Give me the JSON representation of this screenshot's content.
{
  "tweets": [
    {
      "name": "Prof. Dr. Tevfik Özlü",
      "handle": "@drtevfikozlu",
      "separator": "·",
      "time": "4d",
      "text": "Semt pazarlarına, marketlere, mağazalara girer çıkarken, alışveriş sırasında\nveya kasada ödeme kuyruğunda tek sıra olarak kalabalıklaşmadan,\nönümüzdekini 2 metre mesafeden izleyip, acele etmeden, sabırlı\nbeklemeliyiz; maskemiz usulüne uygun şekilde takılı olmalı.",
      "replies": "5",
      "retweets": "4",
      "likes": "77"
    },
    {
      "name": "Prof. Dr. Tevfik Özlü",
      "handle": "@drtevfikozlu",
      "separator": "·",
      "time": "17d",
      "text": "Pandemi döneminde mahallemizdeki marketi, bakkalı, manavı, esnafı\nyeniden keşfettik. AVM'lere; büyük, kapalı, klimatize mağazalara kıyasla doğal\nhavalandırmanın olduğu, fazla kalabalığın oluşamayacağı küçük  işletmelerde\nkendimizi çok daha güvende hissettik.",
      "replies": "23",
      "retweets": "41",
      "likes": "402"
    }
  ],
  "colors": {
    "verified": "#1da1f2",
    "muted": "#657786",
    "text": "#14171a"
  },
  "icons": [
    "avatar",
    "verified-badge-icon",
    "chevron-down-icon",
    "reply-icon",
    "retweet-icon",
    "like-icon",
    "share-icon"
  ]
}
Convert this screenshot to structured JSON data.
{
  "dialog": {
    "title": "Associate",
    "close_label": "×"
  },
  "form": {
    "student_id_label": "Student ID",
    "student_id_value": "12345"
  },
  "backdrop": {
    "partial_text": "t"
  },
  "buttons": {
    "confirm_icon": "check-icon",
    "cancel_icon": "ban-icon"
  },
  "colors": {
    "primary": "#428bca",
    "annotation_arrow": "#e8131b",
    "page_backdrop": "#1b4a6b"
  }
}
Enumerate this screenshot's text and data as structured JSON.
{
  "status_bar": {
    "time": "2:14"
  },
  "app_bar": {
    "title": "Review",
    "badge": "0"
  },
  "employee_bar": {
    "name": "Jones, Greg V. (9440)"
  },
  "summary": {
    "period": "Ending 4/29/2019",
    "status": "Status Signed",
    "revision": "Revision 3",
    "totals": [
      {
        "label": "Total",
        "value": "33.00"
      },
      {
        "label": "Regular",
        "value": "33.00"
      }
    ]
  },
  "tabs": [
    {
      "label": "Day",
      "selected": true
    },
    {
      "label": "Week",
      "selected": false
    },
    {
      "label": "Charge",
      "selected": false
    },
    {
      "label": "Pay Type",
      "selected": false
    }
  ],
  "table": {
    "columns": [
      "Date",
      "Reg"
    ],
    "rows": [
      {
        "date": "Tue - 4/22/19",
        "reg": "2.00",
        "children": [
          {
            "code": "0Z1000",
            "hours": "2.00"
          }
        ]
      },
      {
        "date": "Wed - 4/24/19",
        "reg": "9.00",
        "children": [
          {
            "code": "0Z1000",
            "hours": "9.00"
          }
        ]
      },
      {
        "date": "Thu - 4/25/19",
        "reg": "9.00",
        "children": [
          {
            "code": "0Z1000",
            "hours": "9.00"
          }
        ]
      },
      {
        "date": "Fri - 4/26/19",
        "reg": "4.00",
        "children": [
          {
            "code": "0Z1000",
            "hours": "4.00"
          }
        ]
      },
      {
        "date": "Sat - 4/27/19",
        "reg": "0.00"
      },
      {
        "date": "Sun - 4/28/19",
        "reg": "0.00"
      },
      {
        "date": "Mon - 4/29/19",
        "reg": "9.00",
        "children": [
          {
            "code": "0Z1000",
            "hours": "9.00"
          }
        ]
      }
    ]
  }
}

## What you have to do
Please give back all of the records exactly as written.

## Answer to this task
Give me the JSON representation of this screenshot's content.
{
  "tweets": [
    {
      "name": "Prof. Dr. Tevfik Özlü",
      "handle": "@drtevfikozlu",
      "separator": "·",
      "time": "4d",
      "text": "Semt pazarlarına, marketlere, mağazalara girer çıkarken, alışveriş sırasında\nveya kasada ödeme kuyruğunda tek sıra olarak kalabalıklaşmadan,\nönümüzdekini 2 metre mesafeden izleyip, acele etmeden, sabırlı\nbeklemeliyiz; maskemiz usulüne uygun şekilde takılı olmalı.",
      "replies": "5",
      "retweets": "4",
      "likes": "77"
    },
    {
      "name": "Prof. Dr. Tevfik Özlü",
      "handle": "@drtevfikozlu",
      "separator": "·",
      "time": "17d",
      "text": "Pandemi döneminde mahallemizdeki marketi, bakkalı, manavı, esnafı\nyeniden keşfettik. AVM'lere; büyük, kapalı, klimatize mağazalara kıyasla doğal\nhavalandırmanın olduğu, fazla kalabalığın oluşamayacağı küçük  işletmelerde\nkendimizi çok daha güvende hissettik.",
      "replies": "23",
      "retweets": "41",
      "likes": "402"
    }
  ],
  "colors": {
    "verified": "#1da1f2",
    "muted": "#657786",
    "text": "#14171a"
  },
  "icons": [
    "avatar",
    "verified-badge-icon",
    "chevron-down-icon",
    "reply-icon",
    "retweet-icon",
    "like-icon",
    "share-icon"
  ]
}
Convert this screenshot to structured JSON data.
{
  "dialog": {
    "title": "Associate",
    "close_label": "×"
  },
  "form": {
    "student_id_label": "Student ID",
    "student_id_value": "12345"
  },
  "backdrop": {
    "partial_text": "t"
  },
  "buttons": {
    "confirm_icon": "check-icon",
    "cancel_icon": "ban-icon"
  },
  "colors": {
    "primary": "#428bca",
    "annotation_arrow": "#e8131b",
    "page_backdrop": "#1b4a6b"
  }
}
Enumerate this screenshot's text and data as structured JSON.
{
  "status_bar": {
    "time": "2:14"
  },
  "app_bar": {
    "title": "Review",
    "badge": "0"
  },
  "employee_bar": {
    "name": "Jones, Greg V. (9440)"
  },
  "summary": {
    "period": "Ending 4/29/2019",
    "status": "Status Signed",
    "revision": "Revision 3",
    "totals": [
      {
        "label": "Total",
        "value": "33.00"
      },
      {
        "label": "Regular",
        "value": "33.00"
      }
    ]
  },
  "tabs": [
    {
      "label": "Day",
      "selected": true
    },
    {
      "label": "Week",
      "selected": false
    },
    {
      "label": "Charge",
      "selected": false
    },
    {
      "label": "Pay Type",
      "selected": false
    }
  ],
  "table": {
    "columns": [
      "Date",
      "Reg"
    ],
    "rows": [
      {
        "date": "Tue - 4/22/19",
        "reg": "2.00",
        "children": [
          {
            "code": "0Z1000",
            "hours": "2.00"
          }
        ]
      },
      {
        "date": "Wed - 4/24/19",
        "reg": "9.00",
        "children": [
          {
            "code": "0Z1000",
            "hours": "9.00"
          }
        ]
      },
      {
        "date": "Thu - 4/25/19",
        "reg": "9.00",
        "children": [
          {
            "code": "0Z1000",
            "hours": "9.00"
          }
        ]
      },
      {
        "date": "Fri - 4/26/19",
        "reg": "4.00",
        "children": [
          {
            "code": "0Z1000",
            "hours": "4.00"
          }
        ]
      },
      {
        "date": "Sat - 4/27/19",
        "reg": "0.00"
      },
      {
        "date": "Sun - 4/28/19",
        "reg": "0.00"
      },
      {
        "date": "Mon - 4/29/19",
        "reg": "9.00",
        "children": [
          {
            "code": "0Z1000",
            "hours": "9.00"
          }
        ]
      }
    ]
  }
}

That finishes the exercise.